We obtained years of data on bets placed by New Zealanders on international rugby tests. These data provided the basis for estimating a model relating pre-game odds to bet distributions in that population. We then recruited participants from amongst University of Auckland students to place bets on upcoming Tri-Nations Tournament fixtures at various distances from the events. Published odds were recorded at each betting point. We also elicited subjects’ risk preferences and subjective beliefs about probability distributions. Using the experimental betting data to parameterize the model of the historical data, we examine the relationship between dynamic receipt of information about odds, and beliefs and preferences concerning risk.
The behavioural identification and prevalence of pathological gamblers in Denmark (2015)
Research team: Glenn Harrison, Morten Lau, Don Ross and J. Todd Swarthout
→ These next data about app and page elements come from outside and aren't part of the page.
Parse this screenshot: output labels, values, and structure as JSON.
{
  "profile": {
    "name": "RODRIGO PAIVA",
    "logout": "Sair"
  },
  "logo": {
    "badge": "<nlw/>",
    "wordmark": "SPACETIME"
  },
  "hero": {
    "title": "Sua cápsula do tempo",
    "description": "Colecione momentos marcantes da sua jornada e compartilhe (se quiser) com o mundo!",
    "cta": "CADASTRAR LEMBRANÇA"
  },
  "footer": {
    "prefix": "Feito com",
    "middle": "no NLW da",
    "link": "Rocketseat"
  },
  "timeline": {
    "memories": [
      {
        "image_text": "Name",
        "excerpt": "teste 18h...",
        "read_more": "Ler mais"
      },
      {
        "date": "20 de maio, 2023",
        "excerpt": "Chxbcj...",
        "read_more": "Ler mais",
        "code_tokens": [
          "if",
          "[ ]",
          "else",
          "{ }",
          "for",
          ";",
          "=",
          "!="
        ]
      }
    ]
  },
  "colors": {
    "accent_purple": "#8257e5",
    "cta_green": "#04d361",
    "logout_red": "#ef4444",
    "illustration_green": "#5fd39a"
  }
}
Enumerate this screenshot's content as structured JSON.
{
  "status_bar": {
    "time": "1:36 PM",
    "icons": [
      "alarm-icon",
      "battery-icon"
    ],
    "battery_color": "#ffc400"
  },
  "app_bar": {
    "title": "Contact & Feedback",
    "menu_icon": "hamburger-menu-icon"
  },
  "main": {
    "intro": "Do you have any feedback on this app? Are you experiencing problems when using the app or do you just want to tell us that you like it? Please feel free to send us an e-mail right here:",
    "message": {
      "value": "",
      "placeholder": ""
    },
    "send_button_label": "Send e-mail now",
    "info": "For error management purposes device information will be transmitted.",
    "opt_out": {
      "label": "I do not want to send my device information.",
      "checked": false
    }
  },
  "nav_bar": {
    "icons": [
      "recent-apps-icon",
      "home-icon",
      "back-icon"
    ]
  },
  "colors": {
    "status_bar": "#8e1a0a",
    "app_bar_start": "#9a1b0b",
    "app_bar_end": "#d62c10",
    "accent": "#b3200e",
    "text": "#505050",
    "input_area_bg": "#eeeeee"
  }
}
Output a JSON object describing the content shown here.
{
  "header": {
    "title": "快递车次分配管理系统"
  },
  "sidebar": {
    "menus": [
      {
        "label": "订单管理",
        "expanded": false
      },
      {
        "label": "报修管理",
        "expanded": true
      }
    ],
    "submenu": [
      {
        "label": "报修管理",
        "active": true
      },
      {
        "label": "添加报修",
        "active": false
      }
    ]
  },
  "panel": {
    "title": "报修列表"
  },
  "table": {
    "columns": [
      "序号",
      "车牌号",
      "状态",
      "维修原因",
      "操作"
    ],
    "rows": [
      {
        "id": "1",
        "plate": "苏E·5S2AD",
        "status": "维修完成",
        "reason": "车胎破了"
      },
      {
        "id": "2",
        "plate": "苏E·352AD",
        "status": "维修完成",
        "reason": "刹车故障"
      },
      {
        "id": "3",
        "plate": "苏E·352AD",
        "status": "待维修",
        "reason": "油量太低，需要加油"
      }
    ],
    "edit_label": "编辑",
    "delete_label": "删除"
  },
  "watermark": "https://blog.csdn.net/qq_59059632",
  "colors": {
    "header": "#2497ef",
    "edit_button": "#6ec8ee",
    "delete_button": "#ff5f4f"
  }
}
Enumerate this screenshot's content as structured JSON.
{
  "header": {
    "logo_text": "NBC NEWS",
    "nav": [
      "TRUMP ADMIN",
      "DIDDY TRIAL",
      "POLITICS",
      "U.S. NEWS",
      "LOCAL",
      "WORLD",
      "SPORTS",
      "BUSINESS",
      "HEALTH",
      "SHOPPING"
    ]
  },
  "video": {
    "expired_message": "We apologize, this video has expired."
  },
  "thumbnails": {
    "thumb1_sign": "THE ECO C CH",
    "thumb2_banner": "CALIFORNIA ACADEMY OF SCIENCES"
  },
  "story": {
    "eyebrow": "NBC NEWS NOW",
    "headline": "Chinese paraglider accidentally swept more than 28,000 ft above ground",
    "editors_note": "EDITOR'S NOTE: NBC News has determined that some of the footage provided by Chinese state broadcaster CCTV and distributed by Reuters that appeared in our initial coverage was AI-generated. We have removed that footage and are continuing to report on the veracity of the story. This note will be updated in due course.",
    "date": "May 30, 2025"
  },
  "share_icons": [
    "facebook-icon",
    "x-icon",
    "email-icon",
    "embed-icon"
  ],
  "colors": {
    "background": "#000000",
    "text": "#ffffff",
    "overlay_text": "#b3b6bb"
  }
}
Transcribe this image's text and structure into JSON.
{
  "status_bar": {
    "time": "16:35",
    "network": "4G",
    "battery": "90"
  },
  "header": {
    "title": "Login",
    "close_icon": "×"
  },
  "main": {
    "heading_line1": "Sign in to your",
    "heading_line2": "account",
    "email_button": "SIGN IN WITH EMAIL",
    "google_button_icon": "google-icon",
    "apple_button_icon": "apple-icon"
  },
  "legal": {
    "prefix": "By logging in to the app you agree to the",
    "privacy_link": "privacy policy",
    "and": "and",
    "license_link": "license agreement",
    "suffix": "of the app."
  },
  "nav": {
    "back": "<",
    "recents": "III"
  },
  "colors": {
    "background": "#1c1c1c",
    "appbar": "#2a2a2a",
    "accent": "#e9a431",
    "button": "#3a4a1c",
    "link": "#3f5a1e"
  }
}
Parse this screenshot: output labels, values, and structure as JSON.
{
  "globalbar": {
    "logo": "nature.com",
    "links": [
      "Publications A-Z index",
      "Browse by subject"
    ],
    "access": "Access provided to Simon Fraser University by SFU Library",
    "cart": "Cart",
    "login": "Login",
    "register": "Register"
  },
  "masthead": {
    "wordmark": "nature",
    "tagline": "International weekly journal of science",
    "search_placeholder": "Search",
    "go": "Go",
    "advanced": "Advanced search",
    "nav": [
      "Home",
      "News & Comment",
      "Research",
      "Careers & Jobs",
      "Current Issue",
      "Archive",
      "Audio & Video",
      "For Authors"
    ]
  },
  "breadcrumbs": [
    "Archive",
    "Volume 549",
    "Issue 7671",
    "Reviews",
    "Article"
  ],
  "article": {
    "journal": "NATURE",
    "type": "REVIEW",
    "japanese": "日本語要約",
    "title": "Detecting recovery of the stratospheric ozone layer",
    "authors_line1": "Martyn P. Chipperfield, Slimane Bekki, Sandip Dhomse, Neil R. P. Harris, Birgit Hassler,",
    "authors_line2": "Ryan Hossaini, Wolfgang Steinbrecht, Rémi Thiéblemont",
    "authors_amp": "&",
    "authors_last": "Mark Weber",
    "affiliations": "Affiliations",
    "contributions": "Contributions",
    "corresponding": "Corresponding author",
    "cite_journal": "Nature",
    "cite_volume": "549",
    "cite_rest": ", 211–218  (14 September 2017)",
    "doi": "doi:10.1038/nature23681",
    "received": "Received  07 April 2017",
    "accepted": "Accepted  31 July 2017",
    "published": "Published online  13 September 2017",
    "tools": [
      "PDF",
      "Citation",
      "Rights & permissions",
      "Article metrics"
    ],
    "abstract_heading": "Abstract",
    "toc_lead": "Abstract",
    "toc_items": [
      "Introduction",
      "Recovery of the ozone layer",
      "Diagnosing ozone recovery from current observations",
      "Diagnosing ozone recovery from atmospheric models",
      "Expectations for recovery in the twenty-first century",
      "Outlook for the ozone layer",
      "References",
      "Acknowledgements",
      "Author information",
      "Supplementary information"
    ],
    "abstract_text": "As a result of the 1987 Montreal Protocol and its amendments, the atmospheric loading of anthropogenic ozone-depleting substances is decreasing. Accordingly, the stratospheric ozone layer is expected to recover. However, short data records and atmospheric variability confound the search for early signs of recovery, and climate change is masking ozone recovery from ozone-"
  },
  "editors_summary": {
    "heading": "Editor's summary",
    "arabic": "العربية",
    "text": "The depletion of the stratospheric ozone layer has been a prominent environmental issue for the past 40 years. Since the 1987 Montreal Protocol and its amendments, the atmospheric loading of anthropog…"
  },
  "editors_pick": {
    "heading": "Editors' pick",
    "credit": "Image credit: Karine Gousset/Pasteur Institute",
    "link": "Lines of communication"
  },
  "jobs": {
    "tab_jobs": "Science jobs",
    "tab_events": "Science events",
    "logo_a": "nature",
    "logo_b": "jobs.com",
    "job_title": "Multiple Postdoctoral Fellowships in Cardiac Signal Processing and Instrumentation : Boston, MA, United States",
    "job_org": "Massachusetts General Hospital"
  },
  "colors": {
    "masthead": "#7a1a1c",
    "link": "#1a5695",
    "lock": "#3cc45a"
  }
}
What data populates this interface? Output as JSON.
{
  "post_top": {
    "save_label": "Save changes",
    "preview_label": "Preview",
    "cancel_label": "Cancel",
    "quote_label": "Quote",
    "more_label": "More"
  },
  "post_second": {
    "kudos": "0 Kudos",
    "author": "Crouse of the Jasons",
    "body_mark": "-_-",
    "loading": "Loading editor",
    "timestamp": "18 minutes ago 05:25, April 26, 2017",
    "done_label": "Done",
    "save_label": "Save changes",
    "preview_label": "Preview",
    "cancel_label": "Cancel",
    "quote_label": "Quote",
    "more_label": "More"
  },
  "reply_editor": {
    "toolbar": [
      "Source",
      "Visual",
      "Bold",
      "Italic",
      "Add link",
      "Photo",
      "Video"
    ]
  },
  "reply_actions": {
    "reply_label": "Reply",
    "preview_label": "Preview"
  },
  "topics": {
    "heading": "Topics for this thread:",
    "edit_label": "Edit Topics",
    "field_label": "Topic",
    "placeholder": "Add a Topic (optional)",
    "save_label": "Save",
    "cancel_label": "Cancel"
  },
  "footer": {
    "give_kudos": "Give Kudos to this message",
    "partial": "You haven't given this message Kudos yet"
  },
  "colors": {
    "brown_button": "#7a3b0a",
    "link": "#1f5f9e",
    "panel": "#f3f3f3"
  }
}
We first designed and conducted a survey to estimate the prevalence of disordered gambling among Danish adults. We then randomly selected a subset of respondents, weighted so as to over-sample those with high disordered gambling risk scores, and conducted a series of experiments with them. These included experiments designed to elicit risk preferences, and experiments in which subjects gambled online on simulated slot machines we designed. All experiments were also conducted, for purposes of control and calibration, on a sample of Georgia State University undergraduates.
Relationships between product information, risk preferences and retail investment portfolio choices in cape town working adults (2015)
Research team: Glenn Harrison, Kanshukan Rajaratnum, Don Ross, Dave Strugnell, Brian Monroe, Mark Schneider and Gary White
We conducted experiments with staff at the University of Cape Town as subjects to investigate relationships between individuals’ risk preference structures, basic demographic profiles, and extent of success in choosing optimal retail investment portfolios (relative to their risk preferences). The purpose was to advise Allan Gray on which clients would derive benefit from an investor education protocol they had designed. There was prior agreement on which data would remain confidential, and which data could be used for scholarly publication.
School of Economics Building
University of Cape Town